I missed thunderstorms.  When the dry mountain air would get the better of me I would imagine them rolling toward me across the lake.  Thunder charging at me, lightning slamming across the sky.  I love the energy of a good storm.  It is as if something exciting might happen.   Sitting here writing I am listening to a storm carve up the night.   It suits my mood.


My sisters decided to throw a retirement party for my parents.  I agree that my parents deserve one.  I do not agree that actually throwing one is a good idea.  After planning many parties, I hear the suggestion and start picturing gathering address lists, coordinating schedules, agonizing over invitation language, buying, hiding, and preparing food, planning activities for children, arguing over budgets, arguing over who ponied up the least amount of cash, arguing over who put in the least amount of effort, arguing over who should get credit for what, and, really, just arguing.

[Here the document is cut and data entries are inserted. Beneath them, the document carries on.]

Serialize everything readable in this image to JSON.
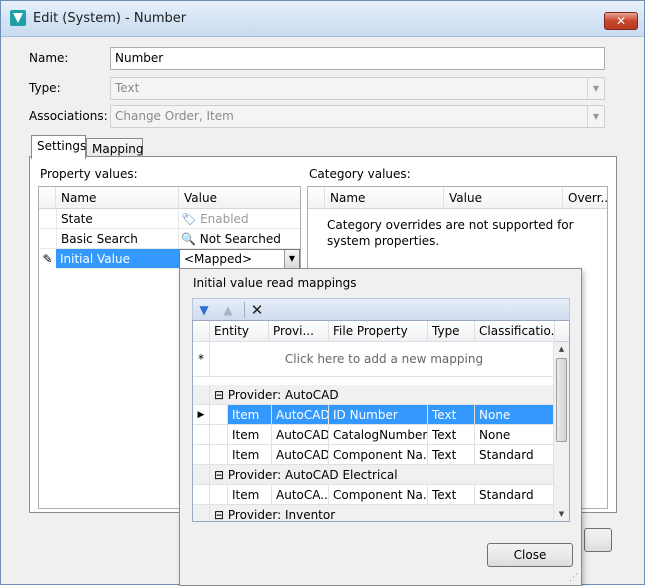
{
  "window": {
    "title": "Edit (System) - Number",
    "close_glyph": "✕"
  },
  "form": {
    "name_label": "Name:",
    "name_value": "Number",
    "type_label": "Type:",
    "type_value": "Text",
    "assoc_label": "Associations:",
    "assoc_value": "Change Order, Item"
  },
  "tabs": [
    {
      "label": "Settings"
    },
    {
      "label": "Mapping"
    }
  ],
  "property_values": {
    "title": "Property values:",
    "columns": [
      "Name",
      "Value"
    ],
    "rows": [
      {
        "name": "State",
        "value": "Enabled",
        "icon": "tag-icon"
      },
      {
        "name": "Basic Search",
        "value": "Not Searched",
        "icon": "search-disabled-icon"
      },
      {
        "name": "Initial Value",
        "value": "<Mapped>",
        "icon": "pencil-icon"
      }
    ]
  },
  "category_values": {
    "title": "Category values:",
    "columns": [
      "Name",
      "Value",
      "Overr..."
    ],
    "message": "Category overrides are not supported for system properties."
  },
  "popup": {
    "title": "Initial value read mappings",
    "columns": [
      "Entity",
      "Provi...",
      "File Property",
      "Type",
      "Classificatio..."
    ],
    "add_hint": "Click here to add a new mapping",
    "groups": [
      {
        "label": "Provider: AutoCAD",
        "rows": [
          [
            "Item",
            "AutoCAD",
            "ID Number",
            "Text",
            "None"
          ],
          [
            "Item",
            "AutoCAD",
            "CatalogNumber",
            "Text",
            "None"
          ],
          [
            "Item",
            "AutoCAD",
            "Component Na...",
            "Text",
            "Standard"
          ]
        ]
      },
      {
        "label": "Provider: AutoCAD Electrical",
        "rows": [
          [
            "Item",
            "AutoCA...",
            "Component Na...",
            "Text",
            "Standard"
          ]
        ]
      },
      {
        "label": "Provider: Inventor",
        "rows": []
      }
    ],
    "close_label": "Close"
  },
  "colors": {
    "selection": "#3399ff",
    "window_bg": "#f0f0f0"
  }
}
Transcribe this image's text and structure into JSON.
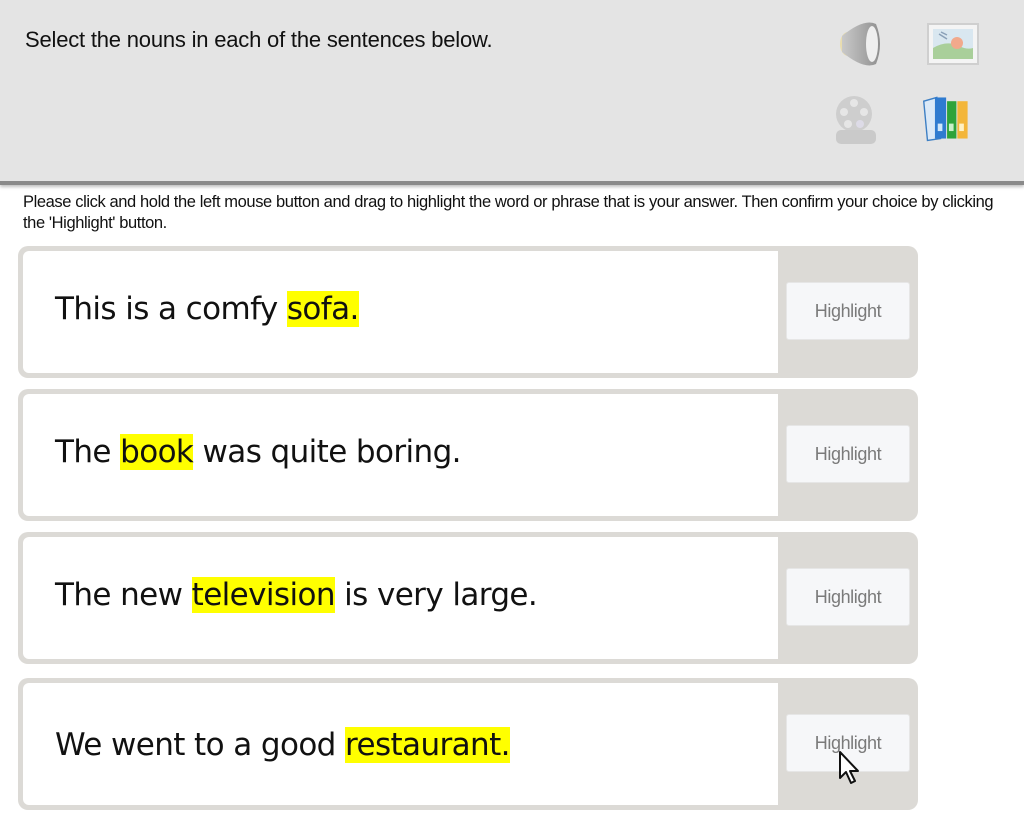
{
  "header": {
    "question": "Select the nouns in each of the sentences below.",
    "icons": [
      "speaker-icon",
      "image-icon",
      "video-reel-icon",
      "library-books-icon"
    ]
  },
  "instructions": "Please click and hold the left mouse button and drag to highlight the word or phrase that is your answer. Then confirm your choice by clicking the 'Highlight' button.",
  "highlight_color": "#ffff00",
  "items": [
    {
      "before": "This is a comfy ",
      "highlighted": "sofa.",
      "after": "",
      "button": "Highlight"
    },
    {
      "before": "The ",
      "highlighted": "book",
      "after": " was quite boring.",
      "button": "Highlight"
    },
    {
      "before": "The new ",
      "highlighted": "television",
      "after": " is very large.",
      "button": "Highlight"
    },
    {
      "before": "We went to a good ",
      "highlighted": "restaurant.",
      "after": "",
      "button": "Highlight"
    }
  ]
}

We did a lot of work on the party tonight, but the hours dragged on and tempers became shorter, and I made a crack about not wanting to reformat the page setup again just because some of the invitations were a different size.  And then one sister threatened to just leave with another.  I thought we were joking, so I said it isn’t my house, I’ll be right behind you.  And that’s when she said it.


“Oh, yeah, like it’s fair for you to just leave.  We have kids, it’s not like you have anything going on.”  And it wasn’t a joke.  And I remembered why I left Michigan and missed the thunderstorms in the first place.  It’s funny, here.  I am aware, as a non-parent, that I am a second-class citizen, but I always think I’m being overly harsh in judging their beliefs.  But tonight I knew I wasn’t exaggerating the lack of respect.


As I’ve mentioned, I have two jobs.  I do my parents’ supplemental grocery shopping.  My mother hates everything I cook, but I always make sure I make enough for her anyway.  I do most of their dishes on weekends.  When my sisters need a babysitter I do everything I can to accommodate.  I don’t do that much for any one of them, but collectively I think I have earned the right to say I am busy, too.  And I didn’t have to go off birth control to justify saying it.


Kids are probably not going to be in my future.  They are a lot of work, and I’m not sure I want the never ending responsibility.  My doctors aren’t sure I can have them anyway, so it seems to be a moot point.


So I look around this land where only parents have a right to be tired or ask for help, and I get angry.  The final straw for me years ago came when my sister took my baby name.  Obviously, I probably wouldn’t have used it, and if she had just asked if she could name her daughter the name I had told her I might – someday – want to use, I would have said yes.  But she didn’t ask.  She informed me.  And when I objected she asked if I was going to name a cat.  When I told her in front of my mother that I wanted an apology my mother told me to stop crucifying her.  And I knew.  Until I crack out a kid or two, my opinion is irrelevant.  That was when I started making serious plans to leave.  I had wanted to move on for years, but I had hesitated to leave my family.


Tonight I was just as done.  This year of trying to fit myself in, of trying to find the positives of living here so I can be with my family, of trying to stay open-minded, it was just a waste of energy.  My nieces will grow up with these same expectations, and the knowledge frustrates me even more.


I drove home tonight in the thunderstorm, marveling at its power.  Adele played loudly, and the songs fit the storm and the drive.  I want to leave.  To escape.  It’s been years since I’ve been so close to packing a bag and hitting the road.  I know it’s a sign of my frustration.  I don’t like my job.  I don’t like my living arrangements.  I don’t like that I’ve been sick for over a week for the fourth time since Christmas.  I don’t want to try anymore.  I just want to go.  Both of my bosses know that I occasionally have low periods.  Lately it’s become more and more obvious that I’m slipping down again.  I suspect that if I threaten to show up at work tomorrow they would gladly tell me to just take the time.  But kids or no, I feel responsible.  I don’t want someone else to have to clear my desk.  I don’t want to tell Jodi I’m not coming to boxing.  It isn’t smart to drop money on gas or a hotel room. But I do need to find something, and I’m not finding anything here except opportunities to whine.  Maybe someday soon I’ll come home at midnight and have the urge to pack a bag and I’ll just do it.  Maybe a random dot on a map will be a better fit.


Then again, maybe the world and I will just keep shuffling along beside each other, sawing away at the best parts of each other while we shoot dark looks and wish for better traveling companions.  If this is the best arrangement the world and I can make, I just don’t see the point.  Maybe no matter where I go I’ll just be missing thunderstorms again.